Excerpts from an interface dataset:
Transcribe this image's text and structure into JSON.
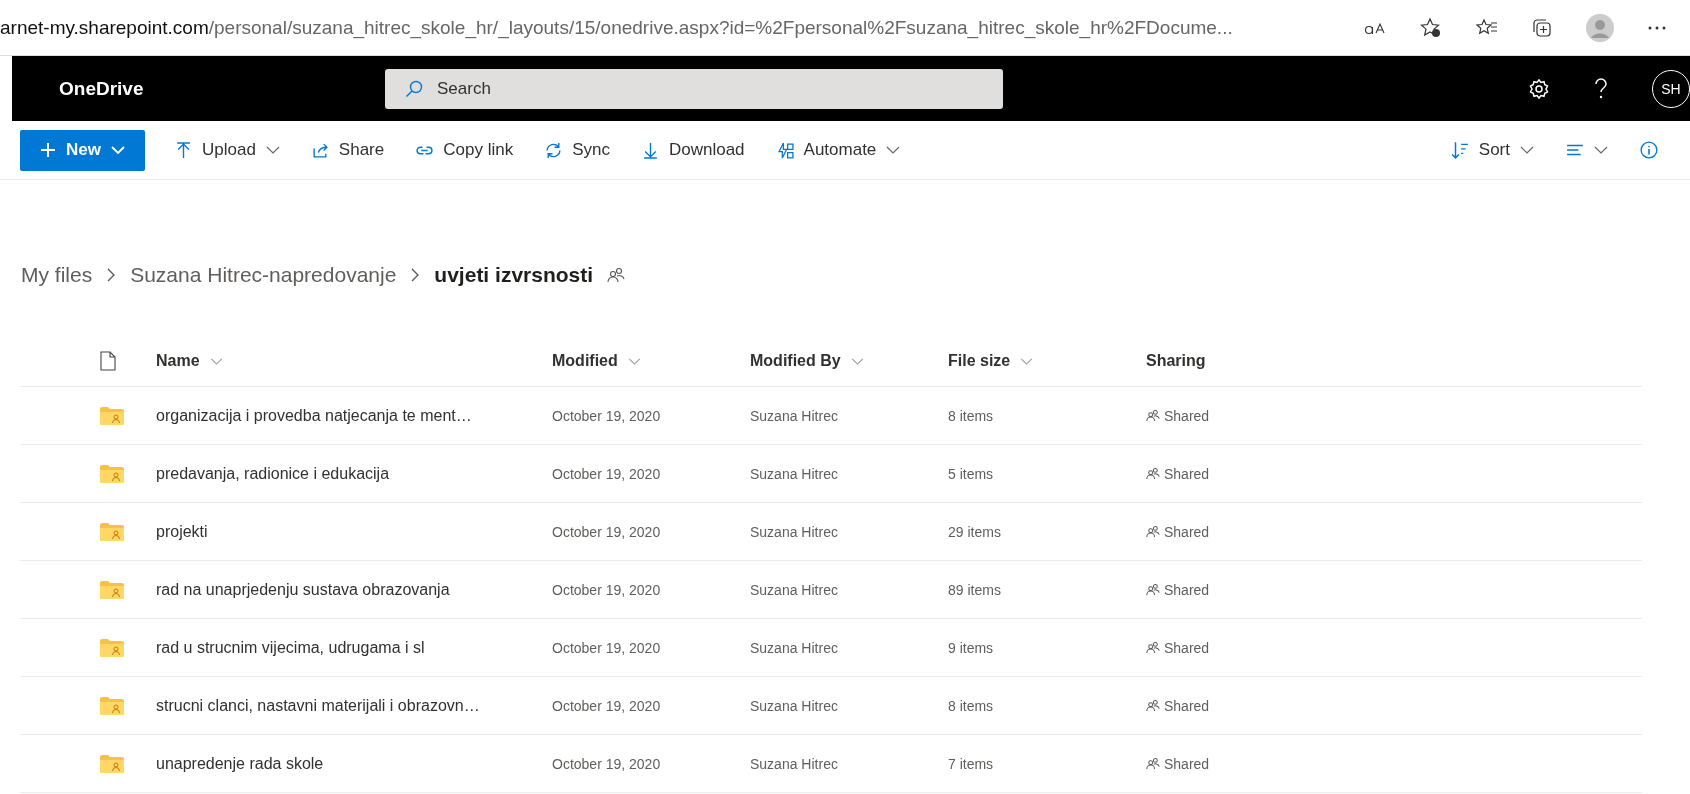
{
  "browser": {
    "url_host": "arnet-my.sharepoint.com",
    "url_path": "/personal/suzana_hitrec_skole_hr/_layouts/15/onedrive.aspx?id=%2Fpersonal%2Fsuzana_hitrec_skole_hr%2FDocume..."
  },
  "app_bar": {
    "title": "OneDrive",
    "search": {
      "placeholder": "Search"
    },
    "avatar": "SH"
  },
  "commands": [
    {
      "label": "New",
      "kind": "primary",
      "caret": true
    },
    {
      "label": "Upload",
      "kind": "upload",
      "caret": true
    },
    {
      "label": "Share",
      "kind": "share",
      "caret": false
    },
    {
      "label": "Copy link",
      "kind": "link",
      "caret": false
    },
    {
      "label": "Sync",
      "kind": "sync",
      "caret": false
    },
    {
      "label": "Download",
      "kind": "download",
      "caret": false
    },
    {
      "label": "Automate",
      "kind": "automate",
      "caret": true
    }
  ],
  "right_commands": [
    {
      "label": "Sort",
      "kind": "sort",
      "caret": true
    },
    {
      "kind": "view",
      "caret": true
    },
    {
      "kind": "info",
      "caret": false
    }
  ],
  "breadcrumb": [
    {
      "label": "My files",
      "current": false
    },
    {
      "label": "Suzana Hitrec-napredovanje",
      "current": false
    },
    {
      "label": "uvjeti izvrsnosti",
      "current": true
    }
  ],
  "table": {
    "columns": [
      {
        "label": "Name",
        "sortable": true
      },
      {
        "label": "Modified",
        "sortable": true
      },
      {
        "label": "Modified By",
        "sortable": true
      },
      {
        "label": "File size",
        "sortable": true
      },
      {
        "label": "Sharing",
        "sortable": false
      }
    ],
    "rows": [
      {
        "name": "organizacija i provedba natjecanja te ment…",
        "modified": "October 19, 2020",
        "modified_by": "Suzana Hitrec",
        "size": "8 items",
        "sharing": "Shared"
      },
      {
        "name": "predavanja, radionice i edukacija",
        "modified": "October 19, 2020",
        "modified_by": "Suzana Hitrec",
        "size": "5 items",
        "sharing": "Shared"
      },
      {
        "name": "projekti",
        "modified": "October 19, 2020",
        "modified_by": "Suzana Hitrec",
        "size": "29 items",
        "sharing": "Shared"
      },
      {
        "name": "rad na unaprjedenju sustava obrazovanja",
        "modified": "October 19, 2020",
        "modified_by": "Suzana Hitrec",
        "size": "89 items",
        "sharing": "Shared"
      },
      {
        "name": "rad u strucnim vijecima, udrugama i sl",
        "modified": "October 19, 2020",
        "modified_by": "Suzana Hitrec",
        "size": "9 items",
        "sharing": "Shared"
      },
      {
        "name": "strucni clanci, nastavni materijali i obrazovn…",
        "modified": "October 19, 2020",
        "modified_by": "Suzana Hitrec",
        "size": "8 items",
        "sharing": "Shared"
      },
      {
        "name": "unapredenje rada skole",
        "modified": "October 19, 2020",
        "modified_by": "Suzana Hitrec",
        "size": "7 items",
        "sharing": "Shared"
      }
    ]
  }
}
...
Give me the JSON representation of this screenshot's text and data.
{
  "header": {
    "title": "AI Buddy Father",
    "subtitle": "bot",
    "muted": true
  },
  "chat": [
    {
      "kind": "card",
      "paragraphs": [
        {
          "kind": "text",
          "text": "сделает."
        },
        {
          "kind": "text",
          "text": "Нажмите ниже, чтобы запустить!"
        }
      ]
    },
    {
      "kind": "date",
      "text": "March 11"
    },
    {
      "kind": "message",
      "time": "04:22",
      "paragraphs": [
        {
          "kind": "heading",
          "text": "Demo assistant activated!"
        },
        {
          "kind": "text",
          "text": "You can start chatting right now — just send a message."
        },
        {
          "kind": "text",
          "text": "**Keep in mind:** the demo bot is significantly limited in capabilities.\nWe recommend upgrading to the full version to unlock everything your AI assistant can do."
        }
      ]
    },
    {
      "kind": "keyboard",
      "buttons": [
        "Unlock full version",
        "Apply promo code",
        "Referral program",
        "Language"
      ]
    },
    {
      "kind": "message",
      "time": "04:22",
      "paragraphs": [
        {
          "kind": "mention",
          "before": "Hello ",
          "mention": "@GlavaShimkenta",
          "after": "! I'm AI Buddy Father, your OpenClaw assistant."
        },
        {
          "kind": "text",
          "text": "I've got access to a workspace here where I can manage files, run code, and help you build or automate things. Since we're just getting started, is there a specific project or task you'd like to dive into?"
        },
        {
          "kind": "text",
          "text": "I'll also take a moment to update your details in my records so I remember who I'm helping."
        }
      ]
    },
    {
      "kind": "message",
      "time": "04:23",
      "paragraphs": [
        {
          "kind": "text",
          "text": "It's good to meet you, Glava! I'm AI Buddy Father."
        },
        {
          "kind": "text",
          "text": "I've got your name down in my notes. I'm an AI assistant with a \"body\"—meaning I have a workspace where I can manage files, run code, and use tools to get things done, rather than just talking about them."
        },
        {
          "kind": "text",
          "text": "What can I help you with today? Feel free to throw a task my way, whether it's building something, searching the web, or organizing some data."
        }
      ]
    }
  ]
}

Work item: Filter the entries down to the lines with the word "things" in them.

Task solution:
          "text": "I've got access to a workspace here where I can manage files, run code, and help you build or automate things. Since we're just getting started, is there a specific project or task you'd like to dive into?"
          "text": "I've got your name down in my notes. I'm an AI assistant with a \"body\"—meaning I have a workspace where I can manage files, run code, and use tools to get things done, rather than just talking about them."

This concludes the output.